• [13] A. A. Albert, Generalized twisted fields, Pacific Journal of Mathematics 11 (1961), 1-8.
• [14] J. H. M. Wedderburn, A theorem on finite algebras, Transactions of the American Mathematical Society 6 (1905), 349–352.
• [15] W. M. Kantor, Commutative semifields and symplectic spreads, Journal of Algebra 270 (2003), 96-114.
• [16] I.R. Hentzel, I. F. Rúa, Primitivity of Finite Semifields with 64 and 81 elements , International Journal of Algebra and Computation 17 (7) (2007), 1411-1429.
• [17] G. P. Wene, On the multiplicative structure of finite division rings, Aequations Mathematicae 41 (1991), 222-233.
• [18] R. Lidl, H. Niederreiter, Finite Fields, Encyclopedia of mathematics and its applications 20, Addison-Wesley (1983).
• [19] W. M. Kantor, Finite semifields, Finite Geometries, Groups, and Computation (Proc. of Conf. at Pingree Park, CO Sept. 2005), de Gruyter, Berlin-New York (2006).
• [20] Menichetti, G. Algebre Tridimensionali su un campo di Galois. Ann. Mat. Pura Appl. 1973, 97, 293-302.

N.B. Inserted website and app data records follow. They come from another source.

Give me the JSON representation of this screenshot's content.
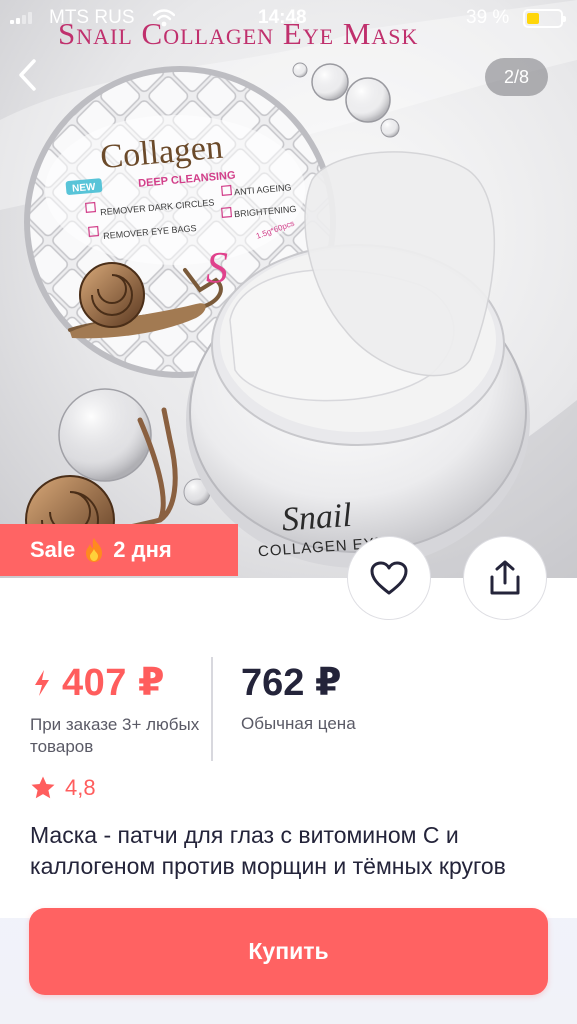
{
  "status_bar": {
    "carrier": "MTS RUS",
    "time": "14:48",
    "battery_percent": "39 %",
    "battery_level": 0.39,
    "battery_color": "#ffd60a"
  },
  "product_image": {
    "banner_text": "Snail Collagen Eye Mask",
    "lid_brand": "Collagen",
    "lid_subtitle": "DEEP CLEANSING",
    "lid_badge": "NEW",
    "lid_features": [
      "REMOVER DARK CIRCLES",
      "ANTI AGEING",
      "REMOVER EYE BAGS",
      "BRIGHTENING"
    ],
    "lid_net_weight": "1.5g*60pcs",
    "jar_brand": "Snail",
    "jar_subtitle": "COLLAGEN EYE"
  },
  "gallery": {
    "pager": "2/8"
  },
  "sale_badge": {
    "label": "Sale",
    "days": "2 дня",
    "color": "#ff6464"
  },
  "actions": {
    "favorite_icon": "heart-icon",
    "share_icon": "share-icon",
    "back_icon": "chevron-left-icon"
  },
  "price": {
    "sale_value": "407 ₽",
    "sale_note": "При заказе 3+ любых товаров",
    "regular_value": "762 ₽",
    "regular_label": "Обычная цена",
    "accent_color": "#ff5d5d"
  },
  "rating": {
    "value": "4,8"
  },
  "product_title": "Маска - патчи для глаз с витомином С и каллогеном против морщин и тёмных кругов",
  "buy_button": {
    "label": "Купить",
    "color": "#ff6262"
  }
}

• [21] Menichetti, G. On a Kaplansky conjecture concerning three-dimensional division algebras over a finite field. Journal of Algebra 1977, 47, 400-410.
You are adding the first comment!
How to quickly get a good reply:
• Give credit where it’s due by listing out the positive aspects of a paper before getting into which changes should be made.
• Be specific in your critique, and provide supporting evidence with appropriate references to substantiate general statements.
• Your comment should inspire ideas to flow and help the author improves the paper.

The better we are at sharing our knowledge with each other, the faster we move forward.
The feedback must be of minimum 40 characters and the title a minimum of 5 characters